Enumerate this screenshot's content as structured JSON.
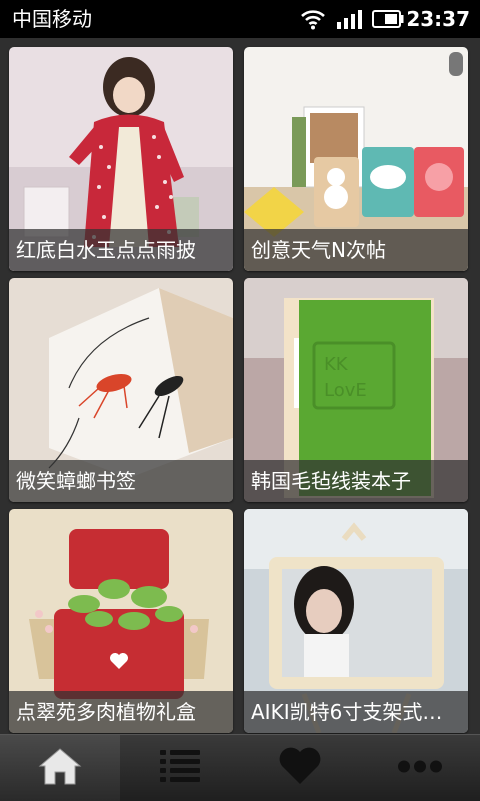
{
  "status_bar": {
    "carrier": "中国移动",
    "time": "23:37"
  },
  "items": [
    {
      "title": "红底白水玉点点雨披",
      "image": "woman-in-red-polka-dot-raincoat"
    },
    {
      "title": "创意天气N次帖",
      "image": "weather-sticky-notes-stands"
    },
    {
      "title": "微笑蟑螂书签",
      "image": "cockroach-bookmark-on-book"
    },
    {
      "title": "韩国毛毡线装本子",
      "image": "green-felt-notebook"
    },
    {
      "title": "点翠苑多肉植物礼盒",
      "image": "succulent-in-red-tin-box"
    },
    {
      "title": "AIKI凯特6寸支架式…",
      "image": "photo-frame-with-woman"
    }
  ],
  "tabbar": {
    "tabs": [
      {
        "icon": "home-icon",
        "active": true
      },
      {
        "icon": "list-icon",
        "active": false
      },
      {
        "icon": "heart-icon",
        "active": false
      },
      {
        "icon": "more-icon",
        "active": false
      }
    ]
  },
  "colors": {
    "caption_bg": "#323232",
    "status_bg": "#000000",
    "accent_red": "#c8283a",
    "felt_green": "#5aa832"
  }
}
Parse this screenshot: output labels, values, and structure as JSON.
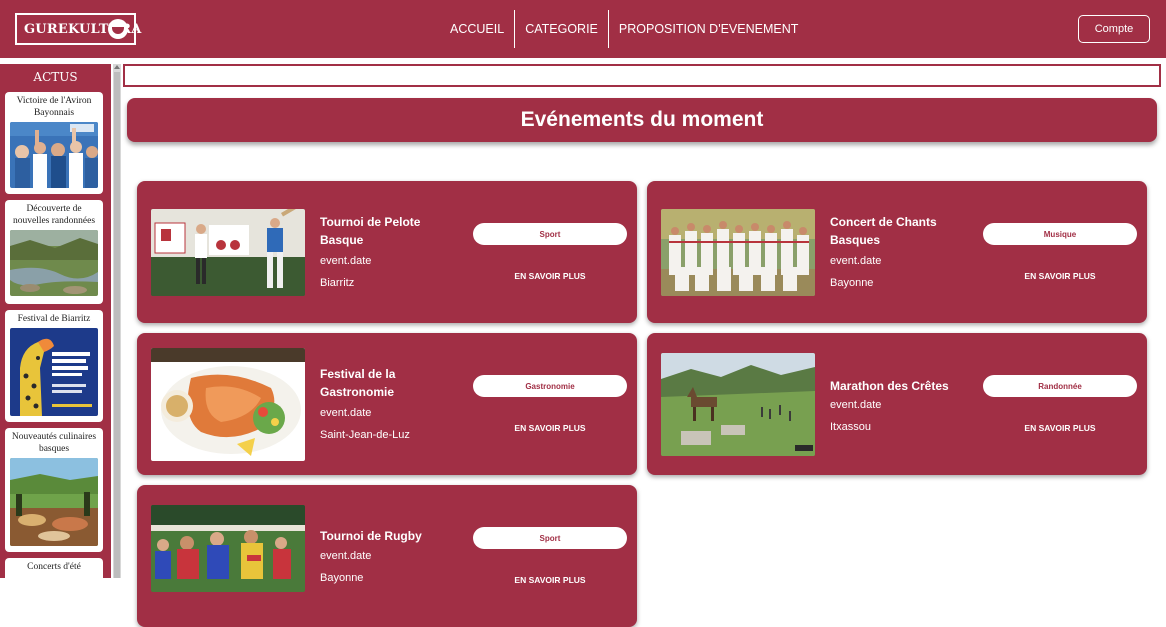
{
  "header": {
    "logo_text": "GUREKULTURA",
    "nav": [
      {
        "label": "ACCUEIL"
      },
      {
        "label": "CATEGORIE"
      },
      {
        "label": "PROPOSITION D'EVENEMENT"
      }
    ],
    "account_label": "Compte"
  },
  "sidebar": {
    "title": "ACTUS",
    "items": [
      {
        "title": "Victoire de l'Aviron Bayonnais",
        "image": "rugby-fans-photo"
      },
      {
        "title": "Découverte de nouvelles randonnées",
        "image": "river-valley-photo"
      },
      {
        "title": "Festival de Biarritz",
        "image": "festival-poster"
      },
      {
        "title": "Nouveautés culinaires basques",
        "image": "basque-food-photo"
      },
      {
        "title": "Concerts d'été",
        "image": "concert-photo"
      }
    ]
  },
  "search": {
    "placeholder": ""
  },
  "main": {
    "title": "Evénements du moment",
    "events": [
      {
        "title": "Tournoi de Pelote Basque",
        "date": "event.date",
        "location": "Biarritz",
        "category": "Sport",
        "more": "EN SAVOIR PLUS",
        "image": "pelote-player-photo"
      },
      {
        "title": "Concert de Chants Basques",
        "date": "event.date",
        "location": "Bayonne",
        "category": "Musique",
        "more": "EN SAVOIR PLUS",
        "image": "choir-group-photo"
      },
      {
        "title": "Festival de la Gastronomie",
        "date": "event.date",
        "location": "Saint-Jean-de-Luz",
        "category": "Gastronomie",
        "more": "EN SAVOIR PLUS",
        "image": "seafood-plate-photo"
      },
      {
        "title": "Marathon des Crêtes",
        "date": "event.date",
        "location": "Itxassou",
        "category": "Randonnée",
        "more": "EN SAVOIR PLUS",
        "image": "mountain-horses-photo"
      },
      {
        "title": "Tournoi de Rugby",
        "date": "event.date",
        "location": "Bayonne",
        "category": "Sport",
        "more": "EN SAVOIR PLUS",
        "image": "rugby-scrum-photo"
      }
    ]
  },
  "colors": {
    "brand": "#a12f45",
    "background": "#ffffff"
  }
}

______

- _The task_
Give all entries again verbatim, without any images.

- _Answer box_
Enumerate this screenshot's content as structured JSON.
{
  "status_bar": {
    "carrier": "中国移动",
    "time": "23:37"
  },
  "items": [
    {
      "title": "红底白水玉点点雨披",
      "image": "woman-in-red-polka-dot-raincoat"
    },
    {
      "title": "创意天气N次帖",
      "image": "weather-sticky-notes-stands"
    },
    {
      "title": "微笑蟑螂书签",
      "image": "cockroach-bookmark-on-book"
    },
    {
      "title": "韩国毛毡线装本子",
      "image": "green-felt-notebook"
    },
    {
      "title": "点翠苑多肉植物礼盒",
      "image": "succulent-in-red-tin-box"
    },
    {
      "title": "AIKI凯特6寸支架式…",
      "image": "photo-frame-with-woman"
    }
  ],
  "tabbar": {
    "tabs": [
      {
        "icon": "home-icon",
        "active": true
      },
      {
        "icon": "list-icon",
        "active": false
      },
      {
        "icon": "heart-icon",
        "active": false
      },
      {
        "icon": "more-icon",
        "active": false
      }
    ]
  },
  "colors": {
    "caption_bg": "#323232",
    "status_bg": "#000000",
    "accent_red": "#c8283a",
    "felt_green": "#5aa832"
  }
}
Parse this screenshot: output labels, values, and structure as JSON.
{
  "header": {
    "logo_text": "GUREKULTURA",
    "nav": [
      {
        "label": "ACCUEIL"
      },
      {
        "label": "CATEGORIE"
      },
      {
        "label": "PROPOSITION D'EVENEMENT"
      }
    ],
    "account_label": "Compte"
  },
  "sidebar": {
    "title": "ACTUS",
    "items": [
      {
        "title": "Victoire de l'Aviron Bayonnais",
        "image": "rugby-fans-photo"
      },
      {
        "title": "Découverte de nouvelles randonnées",
        "image": "river-valley-photo"
      },
      {
        "title": "Festival de Biarritz",
        "image": "festival-poster"
      },
      {
        "title": "Nouveautés culinaires basques",
        "image": "basque-food-photo"
      },
      {
        "title": "Concerts d'été",
        "image": "concert-photo"
      }
    ]
  },
  "search": {
    "placeholder": ""
  },
  "main": {
    "title": "Evénements du moment",
    "events": [
      {
        "title": "Tournoi de Pelote Basque",
        "date": "event.date",
        "location": "Biarritz",
        "category": "Sport",
        "more": "EN SAVOIR PLUS",
        "image": "pelote-player-photo"
      },
      {
        "title": "Concert de Chants Basques",
        "date": "event.date",
        "location": "Bayonne",
        "category": "Musique",
        "more": "EN SAVOIR PLUS",
        "image": "choir-group-photo"
      },
      {
        "title": "Festival de la Gastronomie",
        "date": "event.date",
        "location": "Saint-Jean-de-Luz",
        "category": "Gastronomie",
        "more": "EN SAVOIR PLUS",
        "image": "seafood-plate-photo"
      },
      {
        "title": "Marathon des Crêtes",
        "date": "event.date",
        "location": "Itxassou",
        "category": "Randonnée",
        "more": "EN SAVOIR PLUS",
        "image": "mountain-horses-photo"
      },
      {
        "title": "Tournoi de Rugby",
        "date": "event.date",
        "location": "Bayonne",
        "category": "Sport",
        "more": "EN SAVOIR PLUS",
        "image": "rugby-scrum-photo"
      }
    ]
  },
  "colors": {
    "brand": "#a12f45",
    "background": "#ffffff"
  }
}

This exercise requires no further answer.